> [Task requirements] Skip any image you find and restate the rest of the data word for word.

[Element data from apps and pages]
-=-=-

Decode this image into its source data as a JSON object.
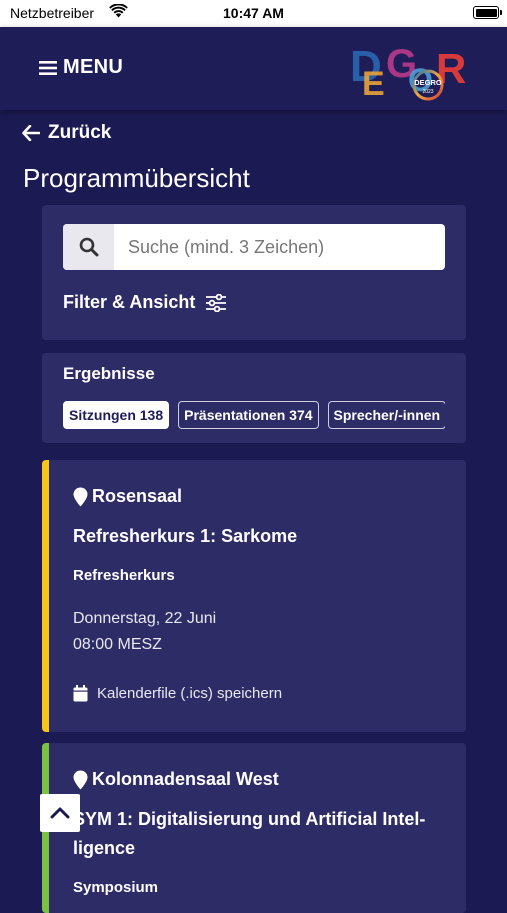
{
  "status_bar": {
    "carrier": "Netzbetreiber",
    "time": "10:47 AM"
  },
  "header": {
    "menu_label": "MENU",
    "logo": {
      "letters": "DEGRO",
      "badge": "DEGRO",
      "year": "2023"
    }
  },
  "nav": {
    "back_label": "Zurück"
  },
  "page": {
    "title": "Programmübersicht"
  },
  "search": {
    "placeholder": "Suche (mind. 3 Zeichen)",
    "value": ""
  },
  "filter": {
    "label": "Filter & Ansicht"
  },
  "results": {
    "label": "Ergebnisse",
    "chips": [
      {
        "label": "Sitzungen 138",
        "active": true
      },
      {
        "label": "Präsentationen 374",
        "active": false
      },
      {
        "label": "Sprecher/-innen",
        "active": false
      }
    ]
  },
  "sessions": [
    {
      "room": "Rosensaal",
      "title": "Refresherkurs 1: Sarkome",
      "type": "Refresherkurs",
      "date": "Donnerstag, 22 Juni",
      "time": "08:00 MESZ",
      "ics_label": "Kalenderfile (.ics) speichern",
      "accent_color": "#f5c518"
    },
    {
      "room": "Kolonnadensaal West",
      "title": "SYM 1: Digitalisierung und Artificial Intel-ligence",
      "type": "Symposium",
      "accent_color": "#7cc242"
    }
  ],
  "colors": {
    "background": "#1b1a52",
    "panel": "#2d2c66",
    "header": "#1e1d57"
  }
}
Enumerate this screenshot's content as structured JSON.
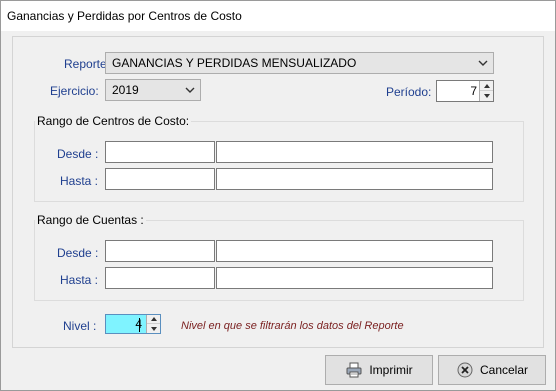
{
  "window": {
    "title": "Ganancias y Perdidas por Centros de Costo"
  },
  "form": {
    "reporte_label": "Reporte:",
    "reporte_value": "GANANCIAS Y PERDIDAS MENSUALIZADO",
    "ejercicio_label": "Ejercicio:",
    "ejercicio_value": "2019",
    "periodo_label": "Período:",
    "periodo_value": "7"
  },
  "centros": {
    "title": "Rango de Centros de Costo:",
    "desde_label": "Desde :",
    "hasta_label": "Hasta :",
    "desde_code": "",
    "desde_desc": "",
    "hasta_code": "",
    "hasta_desc": ""
  },
  "cuentas": {
    "title": "Rango de Cuentas :",
    "desde_label": "Desde :",
    "hasta_label": "Hasta :",
    "desde_code": "",
    "desde_desc": "",
    "hasta_code": "",
    "hasta_desc": ""
  },
  "nivel": {
    "label": "Nivel :",
    "value": "4",
    "hint": "Nivel en que se filtrarán los datos del Reporte"
  },
  "buttons": {
    "print_label": "Imprimir",
    "cancel_label": "Cancelar"
  },
  "icons": {
    "chevron": "chevron-down-icon",
    "printer": "printer-icon",
    "cancel": "cancel-icon"
  },
  "colors": {
    "label_blue": "#1f3f8f",
    "hint_red": "#7a1f1f",
    "nivel_highlight": "#7ff3ff"
  }
}
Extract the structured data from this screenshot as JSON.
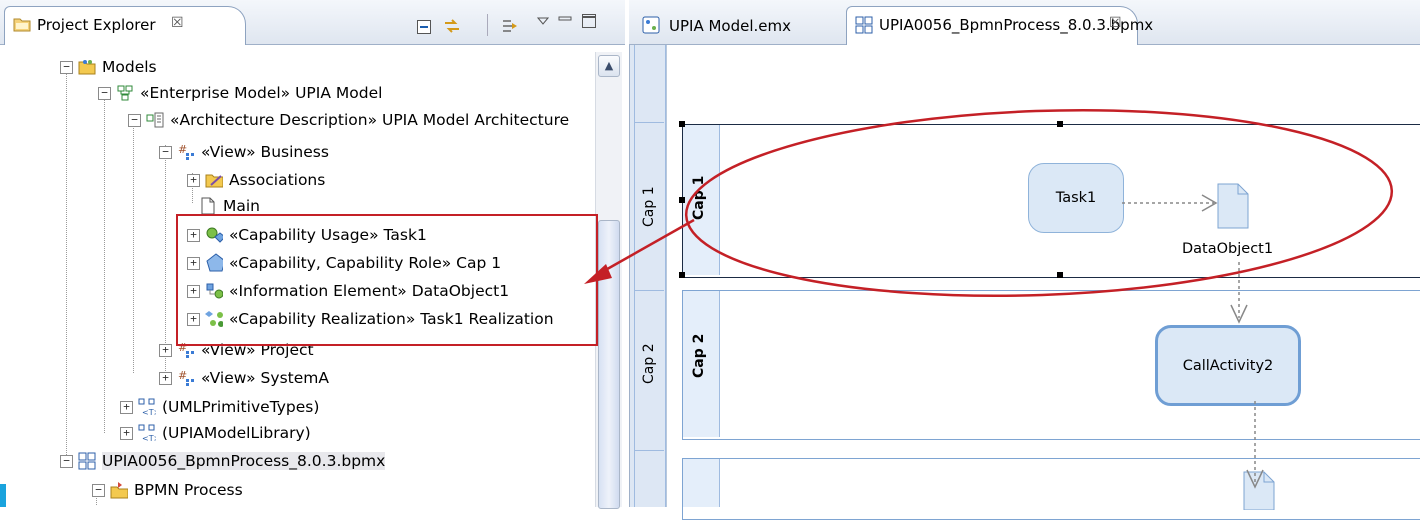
{
  "left": {
    "tab_title": "Project Explorer",
    "tab_close": "☒",
    "tree": [
      {
        "label": "Models",
        "icon": "models-folder-icon"
      },
      {
        "label": "«Enterprise Model» UPIA Model",
        "icon": "enterprise-model-icon"
      },
      {
        "label": "«Architecture Description» UPIA Model Architecture",
        "icon": "architecture-description-icon"
      },
      {
        "label": "«View» Business",
        "icon": "view-icon"
      },
      {
        "label": "Associations",
        "icon": "associations-folder-icon"
      },
      {
        "label": "Main",
        "icon": "diagram-file-icon"
      },
      {
        "label": "«Capability Usage» Task1",
        "icon": "capability-usage-icon"
      },
      {
        "label": "«Capability, Capability Role» Cap 1",
        "icon": "capability-role-icon"
      },
      {
        "label": "«Information Element» DataObject1",
        "icon": "information-element-icon"
      },
      {
        "label": "«Capability Realization» Task1 Realization",
        "icon": "capability-realization-icon"
      },
      {
        "label": "«View» Project",
        "icon": "view-icon"
      },
      {
        "label": "«View» SystemA",
        "icon": "view-icon"
      },
      {
        "label": "(UMLPrimitiveTypes)",
        "icon": "library-icon"
      },
      {
        "label": "(UPIAModelLibrary)",
        "icon": "library-icon"
      },
      {
        "label": "UPIA0056_BpmnProcess_8.0.3.bpmx",
        "icon": "bpmx-file-icon"
      },
      {
        "label": "BPMN Process",
        "icon": "bpmn-process-icon"
      }
    ]
  },
  "right": {
    "tabs": [
      {
        "label": "UPIA Model.emx"
      },
      {
        "label": "UPIA0056_BpmnProcess_8.0.3.bpmx",
        "close": "☒"
      }
    ],
    "lanes": [
      {
        "outer": "Cap 1",
        "inner": "Cap 1"
      },
      {
        "outer": "Cap 2",
        "inner": "Cap 2"
      }
    ],
    "nodes": {
      "task": "Task1",
      "data_object": "DataObject1",
      "call_activity": "CallActivity2"
    }
  },
  "colors": {
    "annotation_red": "#c42026",
    "lane_blue": "#7ea4d2",
    "task_fill": "#dbe8f6"
  }
}
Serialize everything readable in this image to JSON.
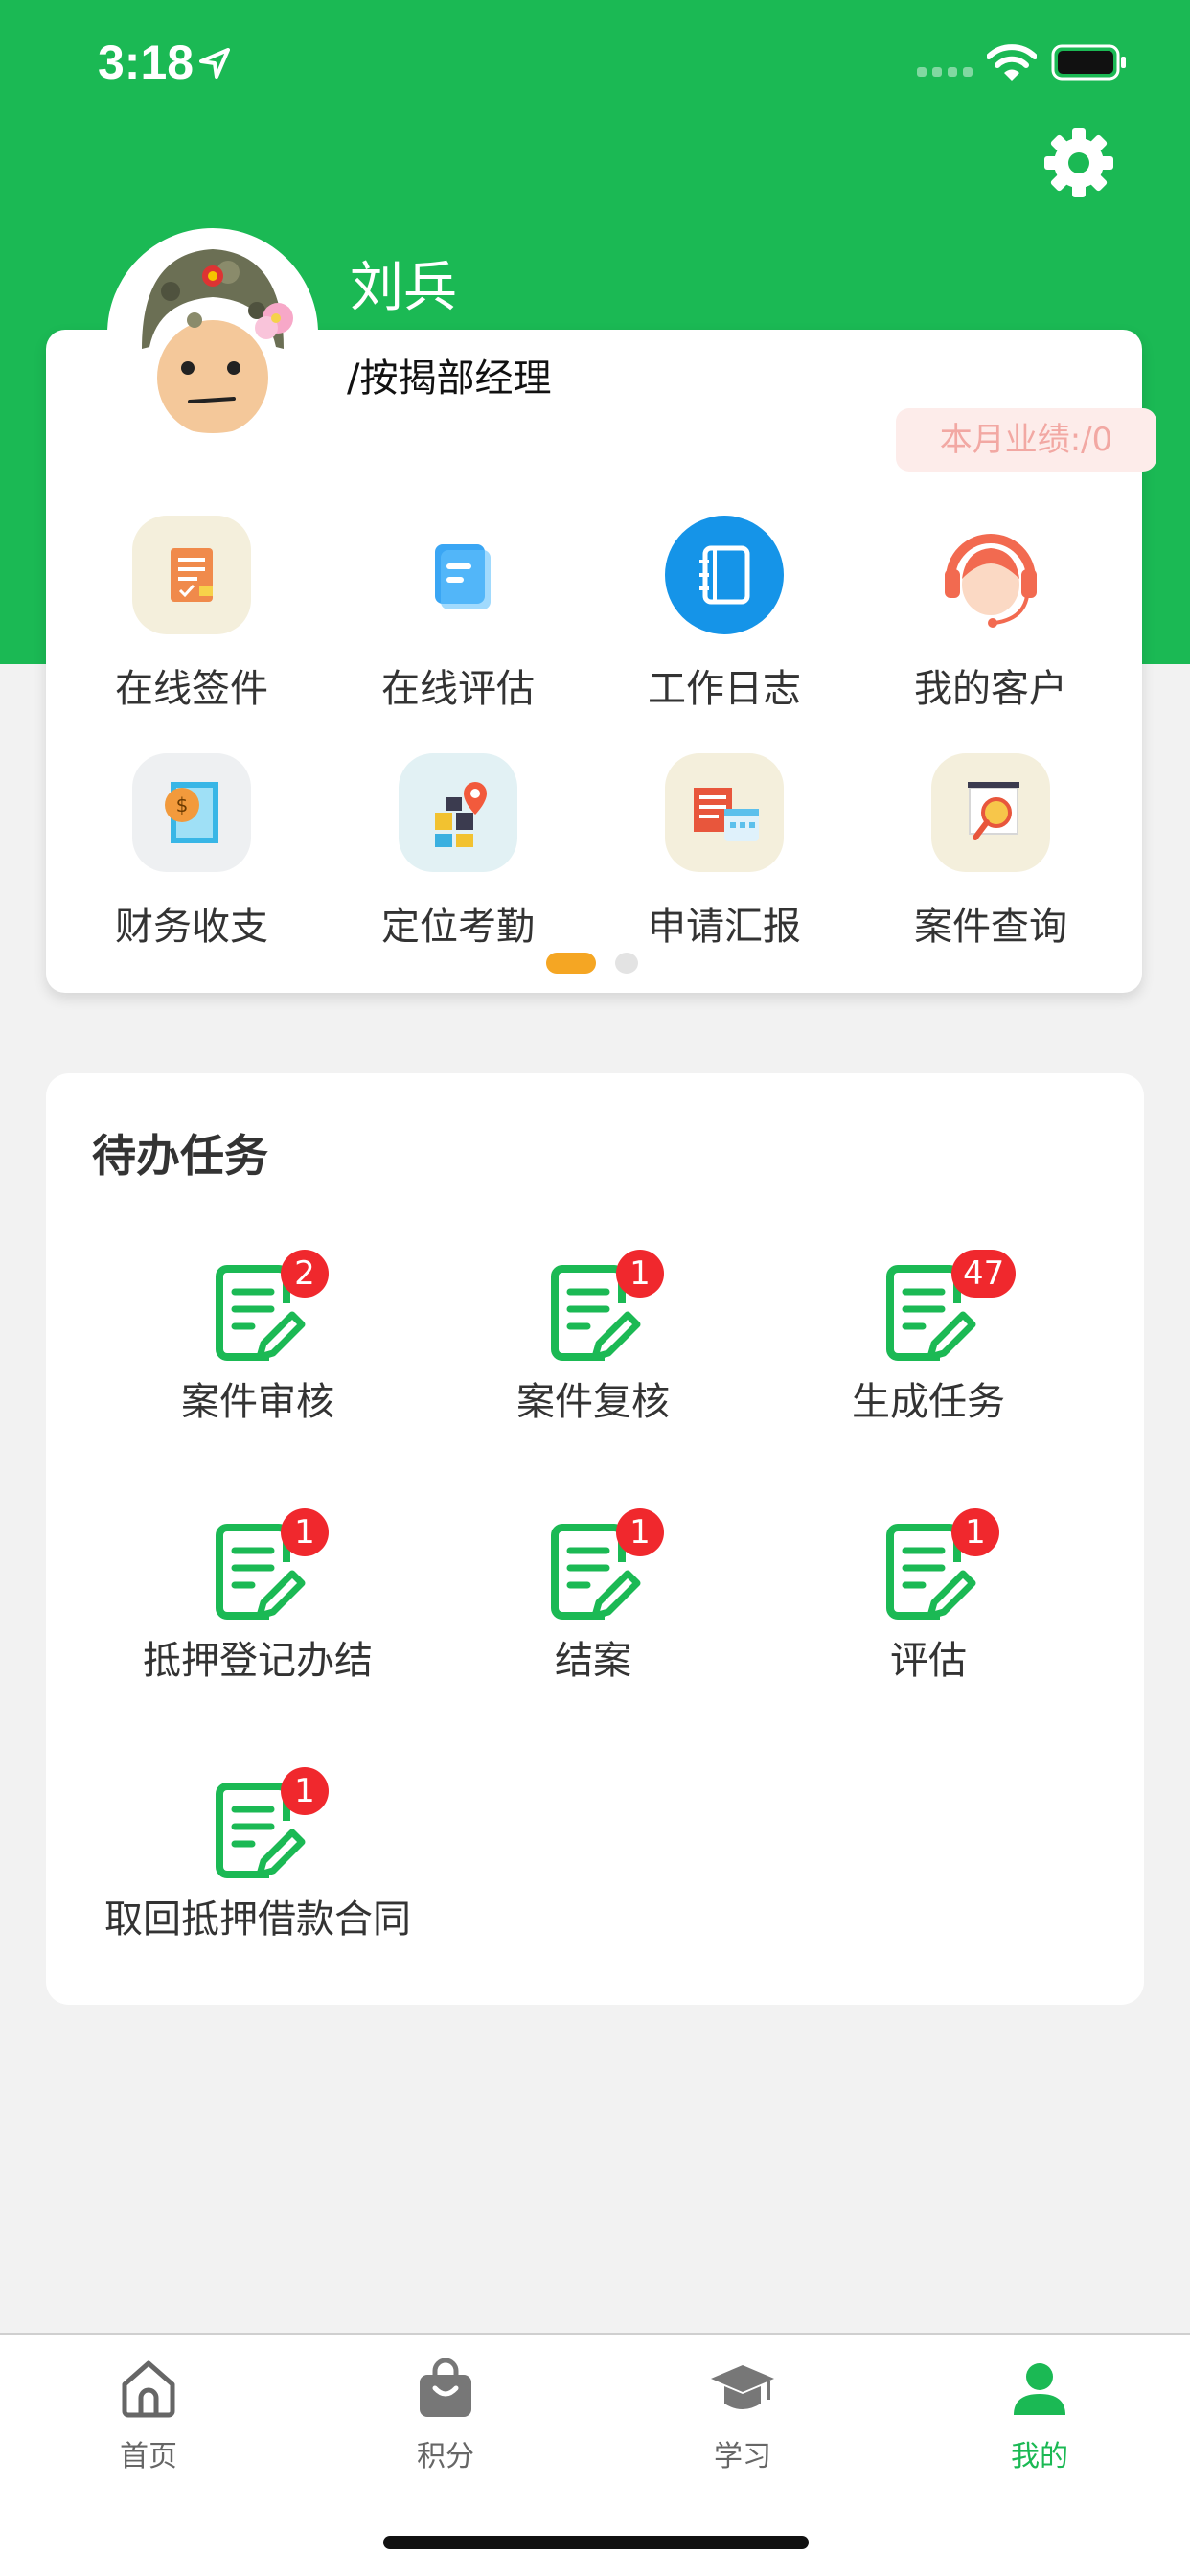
{
  "status_bar": {
    "time": "3:18"
  },
  "colors": {
    "brand_green": "#1bb954",
    "badge_red": "#f0282d",
    "page_dot_active": "#f5a623"
  },
  "profile": {
    "name": "刘兵",
    "title": "/按揭部经理",
    "performance": "本月业绩:/0"
  },
  "quick_grid": [
    {
      "label": "在线签件",
      "icon": "contract-sign-icon"
    },
    {
      "label": "在线评估",
      "icon": "assessment-doc-icon"
    },
    {
      "label": "工作日志",
      "icon": "notebook-icon"
    },
    {
      "label": "我的客户",
      "icon": "customer-service-icon"
    },
    {
      "label": "财务收支",
      "icon": "finance-icon"
    },
    {
      "label": "定位考勤",
      "icon": "location-checkin-icon"
    },
    {
      "label": "申请汇报",
      "icon": "report-calendar-icon"
    },
    {
      "label": "案件查询",
      "icon": "case-search-icon"
    }
  ],
  "tasks": {
    "title": "待办任务",
    "items": [
      {
        "label": "案件审核",
        "count": "2"
      },
      {
        "label": "案件复核",
        "count": "1"
      },
      {
        "label": "生成任务",
        "count": "47"
      },
      {
        "label": "抵押登记办结",
        "count": "1"
      },
      {
        "label": "结案",
        "count": "1"
      },
      {
        "label": "评估",
        "count": "1"
      },
      {
        "label": "取回抵押借款合同",
        "count": "1"
      }
    ]
  },
  "tab_bar": {
    "items": [
      {
        "label": "首页",
        "icon": "home-icon"
      },
      {
        "label": "积分",
        "icon": "shopping-bag-icon"
      },
      {
        "label": "学习",
        "icon": "graduation-cap-icon"
      },
      {
        "label": "我的",
        "icon": "person-icon",
        "active": true
      }
    ]
  }
}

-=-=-

> [Answer section]
Decode this image into its source data as a JSON object.
{
  "status_bar": {
    "carrier": "Netzbetreiber",
    "time": "10:47 AM"
  },
  "header": {
    "menu_label": "MENU",
    "logo": {
      "letters": "DEGRO",
      "badge": "DEGRO",
      "year": "2023"
    }
  },
  "nav": {
    "back_label": "Zurück"
  },
  "page": {
    "title": "Programmübersicht"
  },
  "search": {
    "placeholder": "Suche (mind. 3 Zeichen)",
    "value": ""
  },
  "filter": {
    "label": "Filter & Ansicht"
  },
  "results": {
    "label": "Ergebnisse",
    "chips": [
      {
        "label": "Sitzungen 138",
        "active": true
      },
      {
        "label": "Präsentationen 374",
        "active": false
      },
      {
        "label": "Sprecher/-innen",
        "active": false
      }
    ]
  },
  "sessions": [
    {
      "room": "Rosensaal",
      "title": "Refresherkurs 1: Sarkome",
      "type": "Refresherkurs",
      "date": "Donnerstag, 22 Juni",
      "time": "08:00 MESZ",
      "ics_label": "Kalenderfile (.ics) speichern",
      "accent_color": "#f5c518"
    },
    {
      "room": "Kolonnadensaal West",
      "title": "SYM 1: Digitalisierung und Artificial Intel-ligence",
      "type": "Symposium",
      "accent_color": "#7cc242"
    }
  ],
  "colors": {
    "background": "#1b1a52",
    "panel": "#2d2c66",
    "header": "#1e1d57"
  }
}
Enumerate this screenshot's content as structured JSON.
{
  "window": {
    "title": "Ganancias y Perdidas por Centros de Costo"
  },
  "form": {
    "reporte_label": "Reporte:",
    "reporte_value": "GANANCIAS Y PERDIDAS MENSUALIZADO",
    "ejercicio_label": "Ejercicio:",
    "ejercicio_value": "2019",
    "periodo_label": "Período:",
    "periodo_value": "7"
  },
  "centros": {
    "title": "Rango de Centros de Costo:",
    "desde_label": "Desde :",
    "hasta_label": "Hasta :",
    "desde_code": "",
    "desde_desc": "",
    "hasta_code": "",
    "hasta_desc": ""
  },
  "cuentas": {
    "title": "Rango de Cuentas :",
    "desde_label": "Desde :",
    "hasta_label": "Hasta :",
    "desde_code": "",
    "desde_desc": "",
    "hasta_code": "",
    "hasta_desc": ""
  },
  "nivel": {
    "label": "Nivel :",
    "value": "4",
    "hint": "Nivel en que se filtrarán los datos del Reporte"
  },
  "buttons": {
    "print_label": "Imprimir",
    "cancel_label": "Cancelar"
  },
  "icons": {
    "chevron": "chevron-down-icon",
    "printer": "printer-icon",
    "cancel": "cancel-icon"
  },
  "colors": {
    "label_blue": "#1f3f8f",
    "hint_red": "#7a1f1f",
    "nivel_highlight": "#7ff3ff"
  }
}
Extract the structured data from this screenshot as JSON.
{
  "left": {
    "tab_title": "Project Explorer",
    "tab_close": "☒",
    "tree": [
      {
        "label": "Models",
        "icon": "models-folder-icon"
      },
      {
        "label": "«Enterprise Model» UPIA Model",
        "icon": "enterprise-model-icon"
      },
      {
        "label": "«Architecture Description» UPIA Model Architecture",
        "icon": "architecture-description-icon"
      },
      {
        "label": "«View» Business",
        "icon": "view-icon"
      },
      {
        "label": "Associations",
        "icon": "associations-folder-icon"
      },
      {
        "label": "Main",
        "icon": "diagram-file-icon"
      },
      {
        "label": "«Capability Usage» Task1",
        "icon": "capability-usage-icon"
      },
      {
        "label": "«Capability, Capability Role» Cap 1",
        "icon": "capability-role-icon"
      },
      {
        "label": "«Information Element» DataObject1",
        "icon": "information-element-icon"
      },
      {
        "label": "«Capability Realization» Task1 Realization",
        "icon": "capability-realization-icon"
      },
      {
        "label": "«View» Project",
        "icon": "view-icon"
      },
      {
        "label": "«View» SystemA",
        "icon": "view-icon"
      },
      {
        "label": "(UMLPrimitiveTypes)",
        "icon": "library-icon"
      },
      {
        "label": "(UPIAModelLibrary)",
        "icon": "library-icon"
      },
      {
        "label": "UPIA0056_BpmnProcess_8.0.3.bpmx",
        "icon": "bpmx-file-icon"
      },
      {
        "label": "BPMN Process",
        "icon": "bpmn-process-icon"
      }
    ]
  },
  "right": {
    "tabs": [
      {
        "label": "UPIA Model.emx"
      },
      {
        "label": "UPIA0056_BpmnProcess_8.0.3.bpmx",
        "close": "☒"
      }
    ],
    "lanes": [
      {
        "outer": "Cap 1",
        "inner": "Cap 1"
      },
      {
        "outer": "Cap 2",
        "inner": "Cap 2"
      }
    ],
    "nodes": {
      "task": "Task1",
      "data_object": "DataObject1",
      "call_activity": "CallActivity2"
    }
  },
  "colors": {
    "annotation_red": "#c42026",
    "lane_blue": "#7ea4d2",
    "task_fill": "#dbe8f6"
  }
}
Serialize everything readable in this image to JSON.
{
  "status_bar": {
    "time": "3:18"
  },
  "colors": {
    "brand_green": "#1bb954",
    "badge_red": "#f0282d",
    "page_dot_active": "#f5a623"
  },
  "profile": {
    "name": "刘兵",
    "title": "/按揭部经理",
    "performance": "本月业绩:/0"
  },
  "quick_grid": [
    {
      "label": "在线签件",
      "icon": "contract-sign-icon"
    },
    {
      "label": "在线评估",
      "icon": "assessment-doc-icon"
    },
    {
      "label": "工作日志",
      "icon": "notebook-icon"
    },
    {
      "label": "我的客户",
      "icon": "customer-service-icon"
    },
    {
      "label": "财务收支",
      "icon": "finance-icon"
    },
    {
      "label": "定位考勤",
      "icon": "location-checkin-icon"
    },
    {
      "label": "申请汇报",
      "icon": "report-calendar-icon"
    },
    {
      "label": "案件查询",
      "icon": "case-search-icon"
    }
  ],
  "tasks": {
    "title": "待办任务",
    "items": [
      {
        "label": "案件审核",
        "count": "2"
      },
      {
        "label": "案件复核",
        "count": "1"
      },
      {
        "label": "生成任务",
        "count": "47"
      },
      {
        "label": "抵押登记办结",
        "count": "1"
      },
      {
        "label": "结案",
        "count": "1"
      },
      {
        "label": "评估",
        "count": "1"
      },
      {
        "label": "取回抵押借款合同",
        "count": "1"
      }
    ]
  },
  "tab_bar": {
    "items": [
      {
        "label": "首页",
        "icon": "home-icon"
      },
      {
        "label": "积分",
        "icon": "shopping-bag-icon"
      },
      {
        "label": "学习",
        "icon": "graduation-cap-icon"
      },
      {
        "label": "我的",
        "icon": "person-icon",
        "active": true
      }
    ]
  }
}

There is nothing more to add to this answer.